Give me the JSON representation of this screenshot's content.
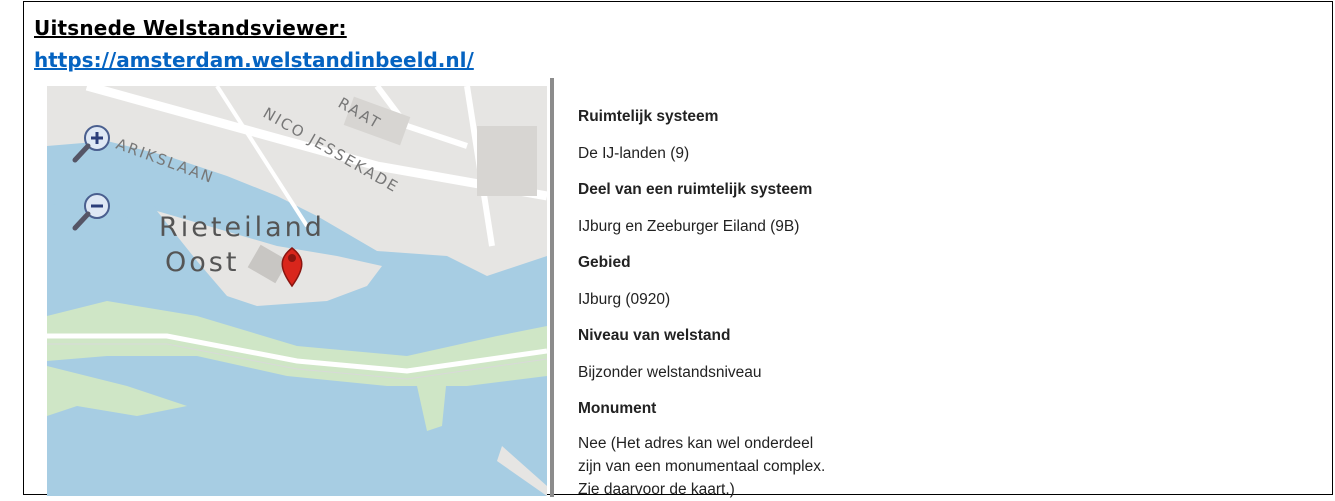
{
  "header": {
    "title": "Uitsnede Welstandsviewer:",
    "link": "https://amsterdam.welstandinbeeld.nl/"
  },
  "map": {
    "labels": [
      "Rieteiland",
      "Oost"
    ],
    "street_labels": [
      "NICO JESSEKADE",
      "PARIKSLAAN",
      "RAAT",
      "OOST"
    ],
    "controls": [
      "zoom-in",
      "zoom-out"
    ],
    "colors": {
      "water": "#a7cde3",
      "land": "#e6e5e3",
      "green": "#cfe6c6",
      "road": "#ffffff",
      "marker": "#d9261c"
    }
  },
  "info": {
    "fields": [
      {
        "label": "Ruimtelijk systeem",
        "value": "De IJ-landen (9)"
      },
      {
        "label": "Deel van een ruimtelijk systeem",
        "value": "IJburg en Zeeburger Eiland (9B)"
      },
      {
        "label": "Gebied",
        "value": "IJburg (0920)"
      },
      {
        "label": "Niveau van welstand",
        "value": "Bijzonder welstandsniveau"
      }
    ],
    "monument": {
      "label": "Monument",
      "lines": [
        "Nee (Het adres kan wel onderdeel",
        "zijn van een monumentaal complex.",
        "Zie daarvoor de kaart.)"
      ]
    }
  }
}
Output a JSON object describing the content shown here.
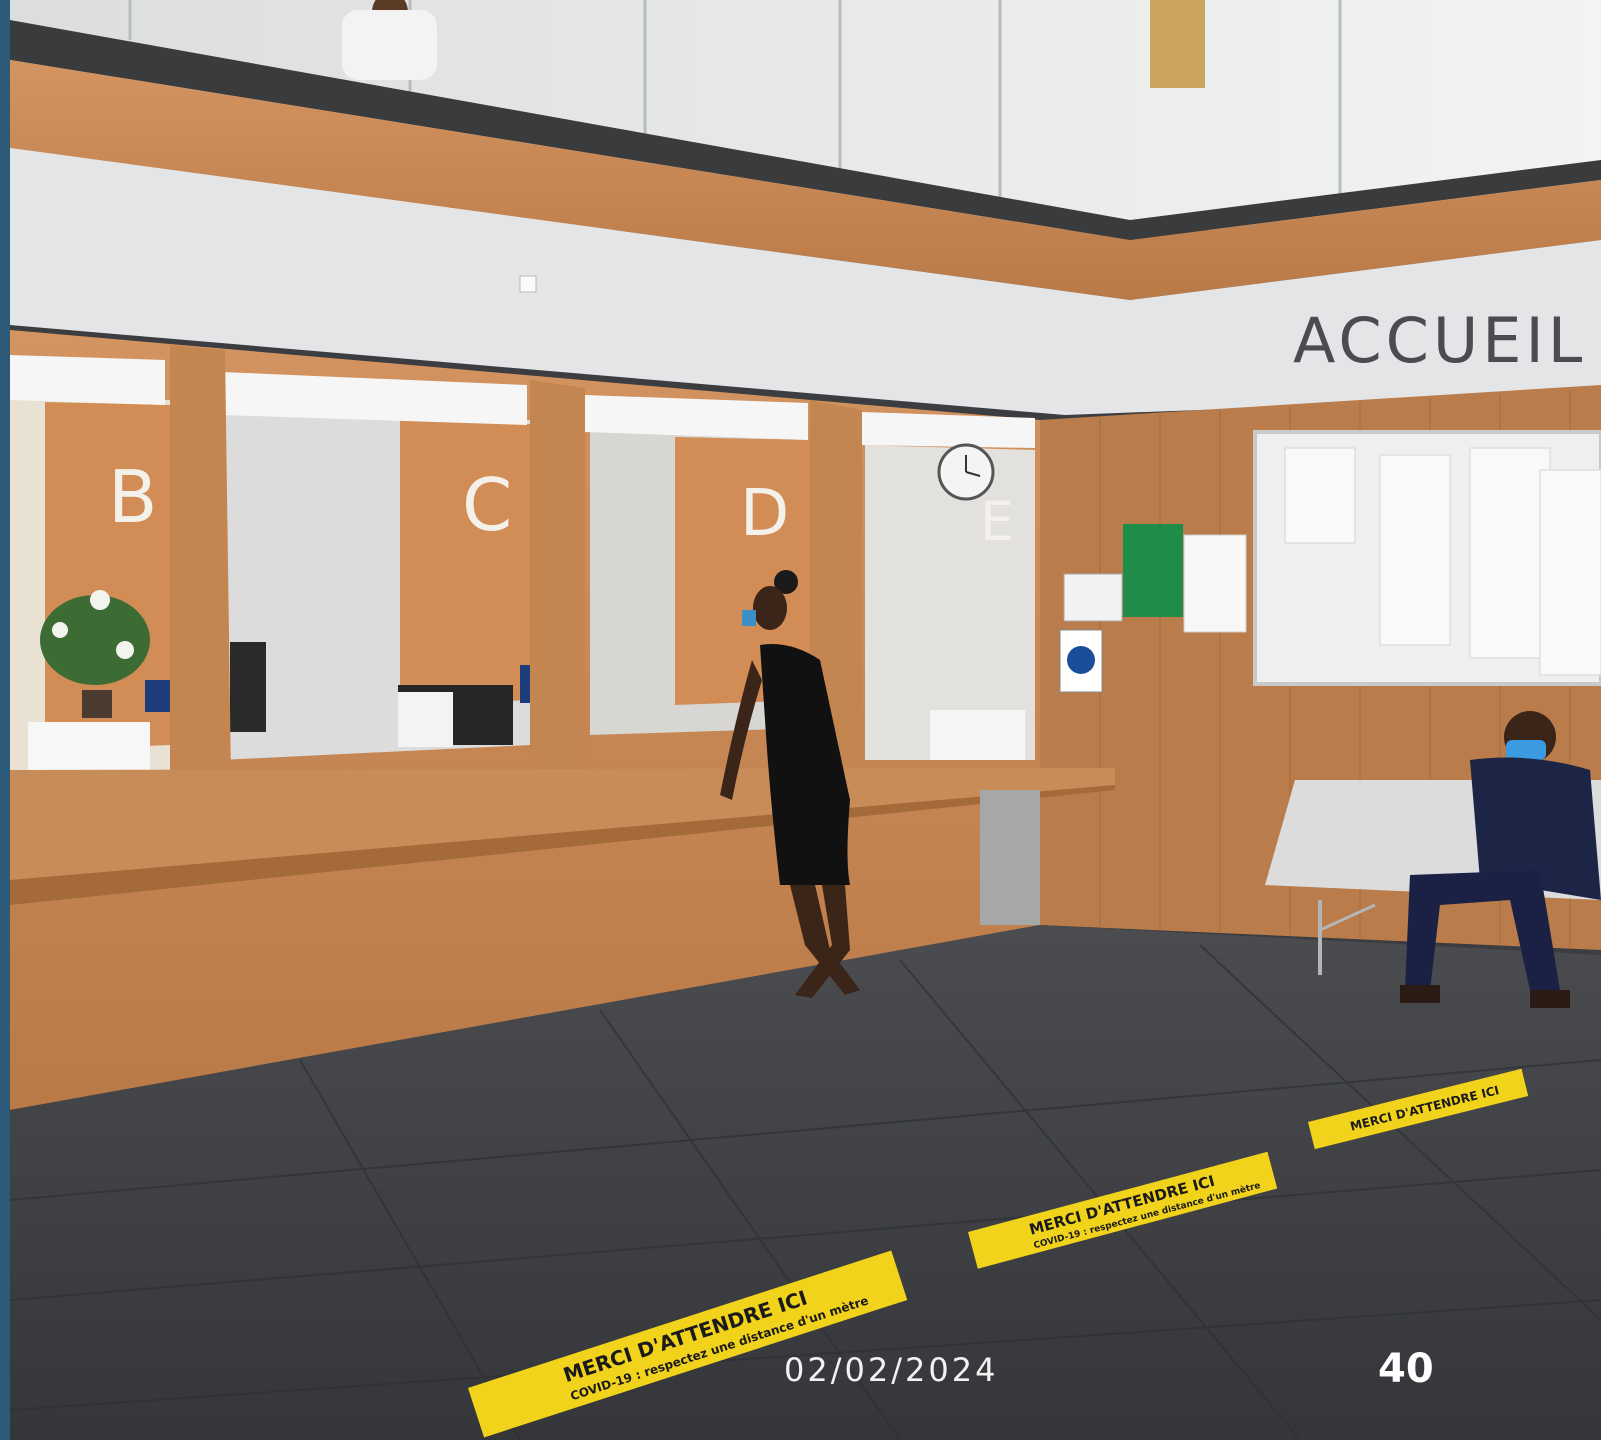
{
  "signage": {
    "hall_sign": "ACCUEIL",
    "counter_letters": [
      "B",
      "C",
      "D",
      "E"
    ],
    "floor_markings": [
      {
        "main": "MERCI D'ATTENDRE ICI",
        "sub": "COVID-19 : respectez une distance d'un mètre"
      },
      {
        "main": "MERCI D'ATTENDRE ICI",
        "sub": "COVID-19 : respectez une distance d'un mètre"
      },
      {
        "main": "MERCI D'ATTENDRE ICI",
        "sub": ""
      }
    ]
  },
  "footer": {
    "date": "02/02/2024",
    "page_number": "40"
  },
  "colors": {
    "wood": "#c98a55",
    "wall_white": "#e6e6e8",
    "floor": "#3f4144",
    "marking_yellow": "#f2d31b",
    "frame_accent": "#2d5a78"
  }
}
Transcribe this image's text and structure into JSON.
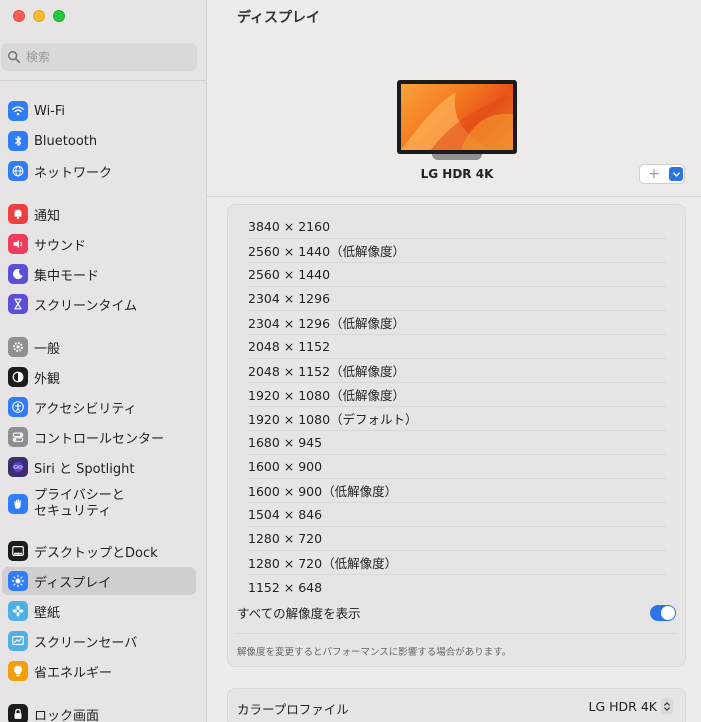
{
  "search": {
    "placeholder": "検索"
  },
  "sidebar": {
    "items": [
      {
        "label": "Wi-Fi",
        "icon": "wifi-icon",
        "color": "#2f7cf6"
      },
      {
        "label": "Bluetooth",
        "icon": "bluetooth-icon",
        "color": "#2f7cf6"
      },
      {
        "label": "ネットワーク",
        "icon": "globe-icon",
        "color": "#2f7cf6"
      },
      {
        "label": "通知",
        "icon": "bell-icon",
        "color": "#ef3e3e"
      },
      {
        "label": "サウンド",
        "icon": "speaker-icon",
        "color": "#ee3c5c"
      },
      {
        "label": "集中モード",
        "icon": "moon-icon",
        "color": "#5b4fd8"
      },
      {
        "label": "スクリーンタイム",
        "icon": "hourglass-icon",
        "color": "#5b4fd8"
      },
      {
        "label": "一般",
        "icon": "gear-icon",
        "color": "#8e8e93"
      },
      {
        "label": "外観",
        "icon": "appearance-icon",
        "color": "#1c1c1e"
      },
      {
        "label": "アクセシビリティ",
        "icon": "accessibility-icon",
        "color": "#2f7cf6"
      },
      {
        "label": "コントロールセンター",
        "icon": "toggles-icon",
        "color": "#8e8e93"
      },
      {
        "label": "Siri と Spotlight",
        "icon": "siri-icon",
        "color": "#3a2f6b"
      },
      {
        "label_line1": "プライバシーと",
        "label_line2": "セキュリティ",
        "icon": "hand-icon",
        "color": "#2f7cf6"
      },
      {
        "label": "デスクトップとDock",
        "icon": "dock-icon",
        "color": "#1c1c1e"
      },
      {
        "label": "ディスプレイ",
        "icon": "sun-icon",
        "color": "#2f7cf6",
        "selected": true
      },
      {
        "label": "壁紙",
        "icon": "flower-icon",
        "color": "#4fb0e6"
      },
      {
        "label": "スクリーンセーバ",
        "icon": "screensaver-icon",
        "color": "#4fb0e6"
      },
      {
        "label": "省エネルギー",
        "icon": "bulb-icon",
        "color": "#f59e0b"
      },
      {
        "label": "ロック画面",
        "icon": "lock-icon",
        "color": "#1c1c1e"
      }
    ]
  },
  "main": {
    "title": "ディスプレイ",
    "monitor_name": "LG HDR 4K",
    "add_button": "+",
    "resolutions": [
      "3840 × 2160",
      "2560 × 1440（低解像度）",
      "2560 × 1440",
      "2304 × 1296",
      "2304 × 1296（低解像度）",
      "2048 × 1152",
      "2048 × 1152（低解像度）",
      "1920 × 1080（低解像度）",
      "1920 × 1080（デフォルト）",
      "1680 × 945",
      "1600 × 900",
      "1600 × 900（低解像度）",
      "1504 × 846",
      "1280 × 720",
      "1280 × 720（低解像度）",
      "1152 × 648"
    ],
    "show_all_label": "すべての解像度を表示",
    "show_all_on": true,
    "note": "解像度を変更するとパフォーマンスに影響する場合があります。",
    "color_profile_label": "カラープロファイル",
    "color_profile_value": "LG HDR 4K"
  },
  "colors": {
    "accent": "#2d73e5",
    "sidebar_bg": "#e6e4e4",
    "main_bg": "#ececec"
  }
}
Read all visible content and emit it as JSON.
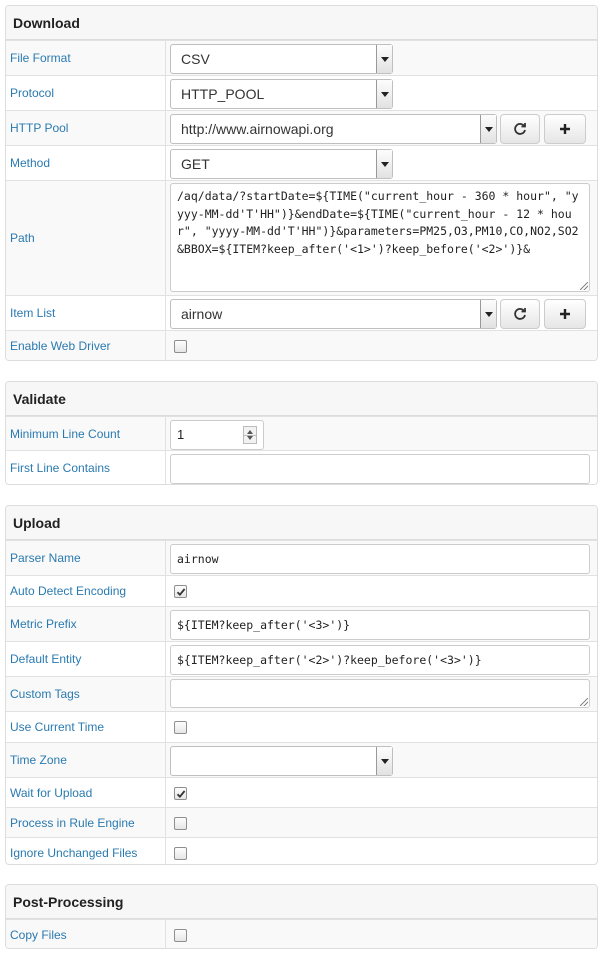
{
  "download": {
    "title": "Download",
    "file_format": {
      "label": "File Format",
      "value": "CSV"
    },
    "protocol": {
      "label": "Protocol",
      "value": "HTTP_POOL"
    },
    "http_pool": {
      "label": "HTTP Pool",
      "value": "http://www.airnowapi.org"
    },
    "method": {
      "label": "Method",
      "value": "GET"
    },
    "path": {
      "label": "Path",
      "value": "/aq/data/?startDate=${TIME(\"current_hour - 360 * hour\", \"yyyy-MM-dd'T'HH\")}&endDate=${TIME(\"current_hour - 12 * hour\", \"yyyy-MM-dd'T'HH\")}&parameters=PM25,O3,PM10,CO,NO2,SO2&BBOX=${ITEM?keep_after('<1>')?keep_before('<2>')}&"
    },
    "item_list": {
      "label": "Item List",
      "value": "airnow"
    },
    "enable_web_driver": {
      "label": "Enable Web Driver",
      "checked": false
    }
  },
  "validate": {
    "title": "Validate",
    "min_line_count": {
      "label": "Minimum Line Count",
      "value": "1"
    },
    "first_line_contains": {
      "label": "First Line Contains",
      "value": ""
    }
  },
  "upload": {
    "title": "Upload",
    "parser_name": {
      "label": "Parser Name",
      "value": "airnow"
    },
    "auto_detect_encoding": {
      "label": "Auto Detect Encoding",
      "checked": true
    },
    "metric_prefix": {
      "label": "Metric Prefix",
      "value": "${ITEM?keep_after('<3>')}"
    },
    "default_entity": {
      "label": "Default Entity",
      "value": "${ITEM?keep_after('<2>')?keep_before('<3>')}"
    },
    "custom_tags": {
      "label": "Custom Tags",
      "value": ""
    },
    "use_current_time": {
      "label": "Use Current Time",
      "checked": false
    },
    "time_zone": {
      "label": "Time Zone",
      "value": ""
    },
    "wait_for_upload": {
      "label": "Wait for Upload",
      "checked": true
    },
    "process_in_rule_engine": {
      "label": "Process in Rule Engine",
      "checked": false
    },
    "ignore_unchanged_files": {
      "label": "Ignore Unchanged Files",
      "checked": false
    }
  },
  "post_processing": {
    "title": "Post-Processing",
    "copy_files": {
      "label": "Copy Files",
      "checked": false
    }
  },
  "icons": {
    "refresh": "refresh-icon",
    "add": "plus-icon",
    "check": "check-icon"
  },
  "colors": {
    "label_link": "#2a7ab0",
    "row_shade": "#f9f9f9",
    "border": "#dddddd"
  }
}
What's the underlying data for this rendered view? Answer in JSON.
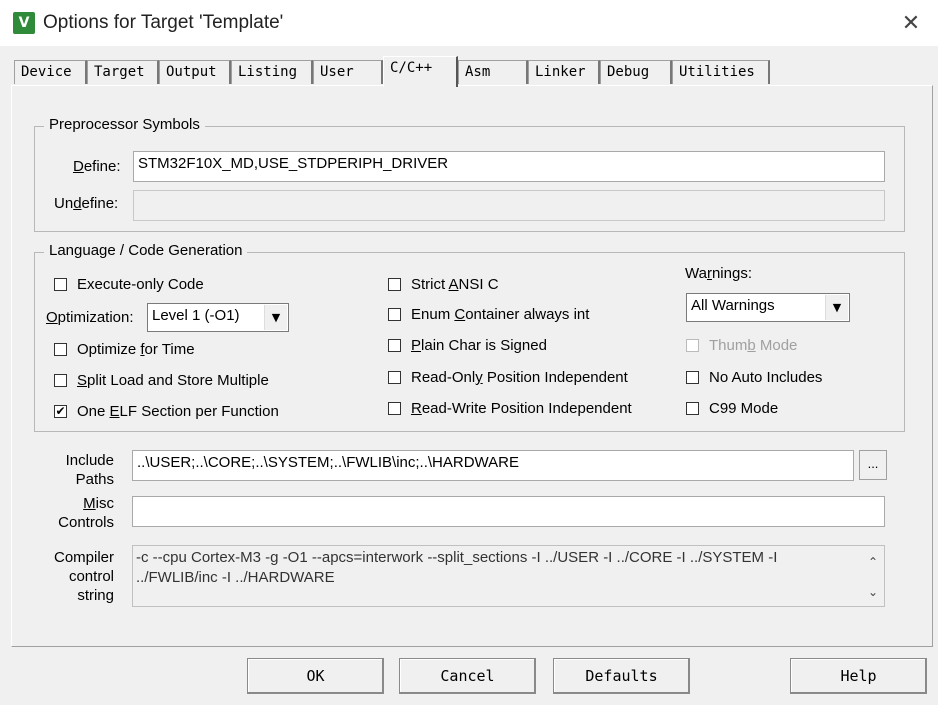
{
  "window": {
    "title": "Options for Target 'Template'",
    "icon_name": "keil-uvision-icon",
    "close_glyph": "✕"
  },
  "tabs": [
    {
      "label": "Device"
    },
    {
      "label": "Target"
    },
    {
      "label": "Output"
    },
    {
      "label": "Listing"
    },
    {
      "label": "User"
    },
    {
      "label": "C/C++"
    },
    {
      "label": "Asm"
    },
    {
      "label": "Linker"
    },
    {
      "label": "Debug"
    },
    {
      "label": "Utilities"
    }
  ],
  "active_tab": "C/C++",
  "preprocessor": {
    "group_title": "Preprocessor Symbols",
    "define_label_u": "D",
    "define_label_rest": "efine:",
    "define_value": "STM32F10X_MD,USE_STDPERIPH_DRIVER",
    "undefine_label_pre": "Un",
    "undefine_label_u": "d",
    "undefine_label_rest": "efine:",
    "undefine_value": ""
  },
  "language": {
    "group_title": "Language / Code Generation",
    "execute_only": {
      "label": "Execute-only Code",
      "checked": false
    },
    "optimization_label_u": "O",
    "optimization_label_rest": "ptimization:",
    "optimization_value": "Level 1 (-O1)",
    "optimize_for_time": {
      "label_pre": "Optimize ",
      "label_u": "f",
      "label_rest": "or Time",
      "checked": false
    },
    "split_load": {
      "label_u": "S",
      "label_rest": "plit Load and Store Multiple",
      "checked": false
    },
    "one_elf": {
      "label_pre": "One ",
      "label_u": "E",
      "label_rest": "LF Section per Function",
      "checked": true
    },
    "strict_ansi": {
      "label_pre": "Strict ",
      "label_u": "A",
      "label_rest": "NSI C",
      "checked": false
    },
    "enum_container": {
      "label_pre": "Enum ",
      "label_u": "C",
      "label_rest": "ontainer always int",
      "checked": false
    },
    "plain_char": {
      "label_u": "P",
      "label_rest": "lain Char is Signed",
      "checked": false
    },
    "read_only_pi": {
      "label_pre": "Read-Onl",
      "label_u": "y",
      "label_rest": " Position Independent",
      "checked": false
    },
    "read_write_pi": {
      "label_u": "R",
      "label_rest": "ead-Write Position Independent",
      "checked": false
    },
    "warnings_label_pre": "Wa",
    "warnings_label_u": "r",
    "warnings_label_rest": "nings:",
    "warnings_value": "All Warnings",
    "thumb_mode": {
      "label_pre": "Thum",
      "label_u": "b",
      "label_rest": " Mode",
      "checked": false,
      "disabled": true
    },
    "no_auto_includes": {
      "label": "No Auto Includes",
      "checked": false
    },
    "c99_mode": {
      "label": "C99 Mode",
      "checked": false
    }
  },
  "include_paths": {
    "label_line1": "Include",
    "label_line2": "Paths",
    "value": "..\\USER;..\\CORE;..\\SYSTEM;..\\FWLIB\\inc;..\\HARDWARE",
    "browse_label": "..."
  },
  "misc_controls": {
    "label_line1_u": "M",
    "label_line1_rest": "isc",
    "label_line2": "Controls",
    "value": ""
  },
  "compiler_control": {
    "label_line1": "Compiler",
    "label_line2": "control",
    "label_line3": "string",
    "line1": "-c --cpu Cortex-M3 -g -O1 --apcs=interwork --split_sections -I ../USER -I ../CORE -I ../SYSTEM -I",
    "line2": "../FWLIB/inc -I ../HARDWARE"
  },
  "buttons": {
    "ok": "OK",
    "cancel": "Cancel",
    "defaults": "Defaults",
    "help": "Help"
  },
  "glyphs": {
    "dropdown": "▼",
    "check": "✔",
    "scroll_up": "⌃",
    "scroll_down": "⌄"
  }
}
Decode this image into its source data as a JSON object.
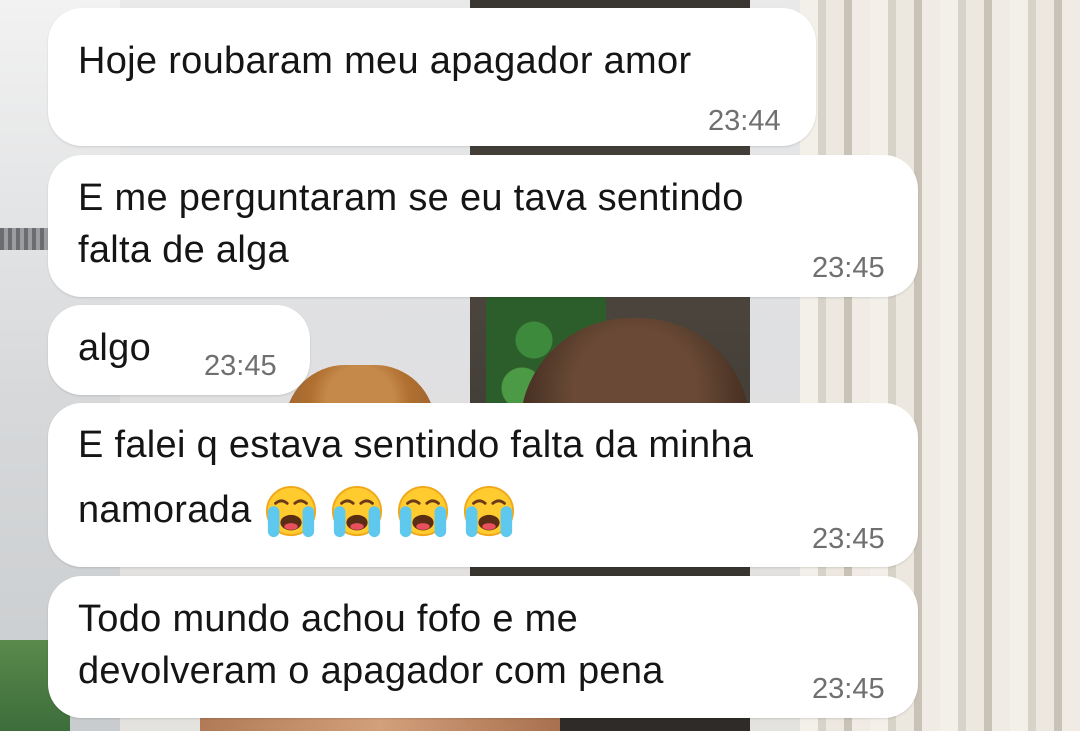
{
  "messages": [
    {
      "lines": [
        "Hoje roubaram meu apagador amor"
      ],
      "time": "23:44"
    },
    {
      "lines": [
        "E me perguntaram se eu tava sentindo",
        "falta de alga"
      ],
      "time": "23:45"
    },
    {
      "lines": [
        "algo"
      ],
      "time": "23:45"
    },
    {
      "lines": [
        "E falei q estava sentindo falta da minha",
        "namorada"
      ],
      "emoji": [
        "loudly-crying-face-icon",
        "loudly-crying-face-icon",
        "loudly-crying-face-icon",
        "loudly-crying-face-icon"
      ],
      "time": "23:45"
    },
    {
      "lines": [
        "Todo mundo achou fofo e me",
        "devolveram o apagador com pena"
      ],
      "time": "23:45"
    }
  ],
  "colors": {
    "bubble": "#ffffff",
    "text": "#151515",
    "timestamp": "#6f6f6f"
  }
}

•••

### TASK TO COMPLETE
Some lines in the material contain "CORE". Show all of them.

### RESULT OF THIS TASK
    "value": "..\\USER;..\\CORE;..\\SYSTEM;..\\FWLIB\\inc;..\\HARDWARE",
    "line1": "-c --cpu Cortex-M3 -g -O1 --apcs=interwork --split_sections -I ../USER -I ../CORE -I ../SYSTEM -I",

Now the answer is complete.